In the days after the turn of the century, the daily crime sheet of the York Regional Police north of Toronto featured:

An 80-year-old man accused of sexually assaulting and forcibly confining an 83-year-old woman just after midnight on Jan. 1.

A 69-year-old man charged with assault causing bodily harm and threatening death.

Two missing "youths" listed as being 83 and 84 years old.

The Y2K computer glitch caused police software to read 2000 as 1900 and the suspects' years of birth as their ages.

The result was teenagers' suddenly being transformed, at least on paper, into senior citizens.

Ken Loney, the computer-services manager for the police department, confirmed the glitch was Y2K-related and said it was caught internally and fixed Monday morning.

He said the Y2K miscalculation did not affect police operations.

But it did not escape a crime reporter who pointed it out to chuckling police officers on duty Monday.

"It's a routine thing -- you look through the police blotter when you get to work and see what's up," said Rick Vanderlinde of the Newmarket, Ont.-based Era Banner, which is published three times a week.

"I saw the one about the 80-year-old sexually assaulting and forcibly confining an 83-year-old woman and I thought, wow, that's quite a story."

He read on, and there seemed to be a genuine seniors crime spree shaping up.

"I'm thinking, what's going on here?

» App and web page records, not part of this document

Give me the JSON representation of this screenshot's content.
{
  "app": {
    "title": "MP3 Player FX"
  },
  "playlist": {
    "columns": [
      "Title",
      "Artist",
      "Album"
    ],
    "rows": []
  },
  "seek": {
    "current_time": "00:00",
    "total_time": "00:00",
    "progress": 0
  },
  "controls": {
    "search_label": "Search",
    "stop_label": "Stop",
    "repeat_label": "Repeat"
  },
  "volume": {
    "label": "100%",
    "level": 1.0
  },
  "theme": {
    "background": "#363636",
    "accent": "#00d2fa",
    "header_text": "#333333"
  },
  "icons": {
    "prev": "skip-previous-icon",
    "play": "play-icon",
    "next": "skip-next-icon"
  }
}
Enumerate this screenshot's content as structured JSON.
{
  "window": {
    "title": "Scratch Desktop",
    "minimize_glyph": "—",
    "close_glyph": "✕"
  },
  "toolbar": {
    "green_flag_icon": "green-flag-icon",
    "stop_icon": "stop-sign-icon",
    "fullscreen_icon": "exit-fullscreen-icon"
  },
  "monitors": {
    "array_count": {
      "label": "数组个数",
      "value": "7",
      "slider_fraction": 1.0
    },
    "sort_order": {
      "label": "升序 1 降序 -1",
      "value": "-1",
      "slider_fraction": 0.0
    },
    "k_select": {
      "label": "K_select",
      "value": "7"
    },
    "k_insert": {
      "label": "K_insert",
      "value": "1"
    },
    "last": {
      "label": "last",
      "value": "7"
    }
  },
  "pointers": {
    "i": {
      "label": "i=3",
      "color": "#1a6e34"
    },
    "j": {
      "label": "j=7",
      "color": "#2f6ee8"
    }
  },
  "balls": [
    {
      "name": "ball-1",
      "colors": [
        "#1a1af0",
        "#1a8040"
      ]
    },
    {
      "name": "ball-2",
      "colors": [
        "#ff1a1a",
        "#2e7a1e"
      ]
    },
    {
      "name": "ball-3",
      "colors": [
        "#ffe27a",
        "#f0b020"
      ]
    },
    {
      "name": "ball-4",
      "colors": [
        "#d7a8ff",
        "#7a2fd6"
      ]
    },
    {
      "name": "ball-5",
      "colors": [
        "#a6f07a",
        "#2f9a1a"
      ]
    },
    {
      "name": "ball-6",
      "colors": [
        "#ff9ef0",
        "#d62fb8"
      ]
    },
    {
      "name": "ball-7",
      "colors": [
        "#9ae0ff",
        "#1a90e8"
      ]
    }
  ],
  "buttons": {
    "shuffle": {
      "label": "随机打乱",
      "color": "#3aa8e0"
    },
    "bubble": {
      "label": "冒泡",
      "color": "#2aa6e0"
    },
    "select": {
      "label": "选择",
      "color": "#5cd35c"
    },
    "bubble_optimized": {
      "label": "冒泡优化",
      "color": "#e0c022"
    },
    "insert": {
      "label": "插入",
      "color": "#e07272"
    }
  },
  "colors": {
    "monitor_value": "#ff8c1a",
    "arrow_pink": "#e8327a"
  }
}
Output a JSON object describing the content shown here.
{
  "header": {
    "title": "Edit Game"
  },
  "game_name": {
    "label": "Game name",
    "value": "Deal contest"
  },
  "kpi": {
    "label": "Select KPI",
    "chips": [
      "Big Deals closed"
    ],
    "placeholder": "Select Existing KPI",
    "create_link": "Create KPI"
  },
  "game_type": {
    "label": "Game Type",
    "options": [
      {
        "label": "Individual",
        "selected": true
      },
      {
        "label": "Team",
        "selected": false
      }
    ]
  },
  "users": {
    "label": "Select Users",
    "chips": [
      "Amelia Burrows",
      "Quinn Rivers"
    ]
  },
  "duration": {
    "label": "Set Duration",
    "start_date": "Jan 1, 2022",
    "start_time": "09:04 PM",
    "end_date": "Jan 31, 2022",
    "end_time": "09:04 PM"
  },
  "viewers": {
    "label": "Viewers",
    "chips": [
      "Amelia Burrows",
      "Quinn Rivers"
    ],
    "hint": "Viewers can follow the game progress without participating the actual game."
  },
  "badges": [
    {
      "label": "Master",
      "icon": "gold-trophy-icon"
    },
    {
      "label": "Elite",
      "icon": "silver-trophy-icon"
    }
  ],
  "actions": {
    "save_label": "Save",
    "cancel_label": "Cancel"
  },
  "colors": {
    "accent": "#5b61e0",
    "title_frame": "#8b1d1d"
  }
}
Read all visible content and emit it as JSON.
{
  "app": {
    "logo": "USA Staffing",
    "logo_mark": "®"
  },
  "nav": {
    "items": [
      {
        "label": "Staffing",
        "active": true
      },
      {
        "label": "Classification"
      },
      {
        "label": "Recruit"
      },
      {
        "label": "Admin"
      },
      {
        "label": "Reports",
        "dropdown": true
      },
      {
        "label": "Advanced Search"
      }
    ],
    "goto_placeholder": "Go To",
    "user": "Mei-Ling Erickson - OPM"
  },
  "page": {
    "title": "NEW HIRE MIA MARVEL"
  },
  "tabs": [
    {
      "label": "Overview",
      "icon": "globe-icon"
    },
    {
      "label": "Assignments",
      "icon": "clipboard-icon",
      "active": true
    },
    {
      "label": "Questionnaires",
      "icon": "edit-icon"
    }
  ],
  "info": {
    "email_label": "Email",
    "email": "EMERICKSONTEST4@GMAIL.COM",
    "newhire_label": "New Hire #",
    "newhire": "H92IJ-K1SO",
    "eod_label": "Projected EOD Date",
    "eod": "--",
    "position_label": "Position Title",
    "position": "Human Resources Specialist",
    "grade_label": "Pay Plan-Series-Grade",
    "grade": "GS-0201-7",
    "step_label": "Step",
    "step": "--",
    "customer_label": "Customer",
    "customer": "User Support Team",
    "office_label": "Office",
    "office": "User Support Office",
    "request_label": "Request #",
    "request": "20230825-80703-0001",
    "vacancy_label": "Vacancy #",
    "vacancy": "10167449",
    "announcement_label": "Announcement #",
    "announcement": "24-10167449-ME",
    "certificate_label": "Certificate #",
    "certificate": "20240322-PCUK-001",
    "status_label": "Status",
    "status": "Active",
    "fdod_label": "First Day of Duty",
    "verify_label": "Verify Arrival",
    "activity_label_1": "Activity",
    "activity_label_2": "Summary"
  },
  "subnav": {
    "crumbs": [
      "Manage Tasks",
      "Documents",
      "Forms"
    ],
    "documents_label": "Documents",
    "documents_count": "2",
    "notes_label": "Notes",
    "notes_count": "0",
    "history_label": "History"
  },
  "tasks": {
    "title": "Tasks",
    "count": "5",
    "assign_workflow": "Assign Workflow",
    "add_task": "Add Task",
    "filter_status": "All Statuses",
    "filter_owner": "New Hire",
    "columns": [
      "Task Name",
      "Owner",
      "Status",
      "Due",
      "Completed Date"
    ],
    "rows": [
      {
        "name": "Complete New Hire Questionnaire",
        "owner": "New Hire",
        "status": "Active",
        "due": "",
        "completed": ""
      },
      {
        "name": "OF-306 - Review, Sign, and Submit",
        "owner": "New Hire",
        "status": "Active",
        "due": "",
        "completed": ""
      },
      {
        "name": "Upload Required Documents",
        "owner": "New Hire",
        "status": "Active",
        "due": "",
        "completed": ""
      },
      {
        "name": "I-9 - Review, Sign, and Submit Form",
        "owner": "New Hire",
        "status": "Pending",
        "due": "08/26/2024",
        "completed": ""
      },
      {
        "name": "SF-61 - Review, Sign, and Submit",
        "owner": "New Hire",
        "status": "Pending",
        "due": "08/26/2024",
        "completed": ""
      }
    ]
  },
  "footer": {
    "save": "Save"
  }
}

The seniors were saying: 'When I get to the millennium, I'm really going to let loose.'? "

But when he reached the item about the 83- and 84-year-old missing youths, he knew something had gone wrong.

He was right.

A few days later, the missing youths, actually aged 15 and 16, made an appearance at the Newmarket police station, providing visible proof that they were many decades away from cashing their pension cheques.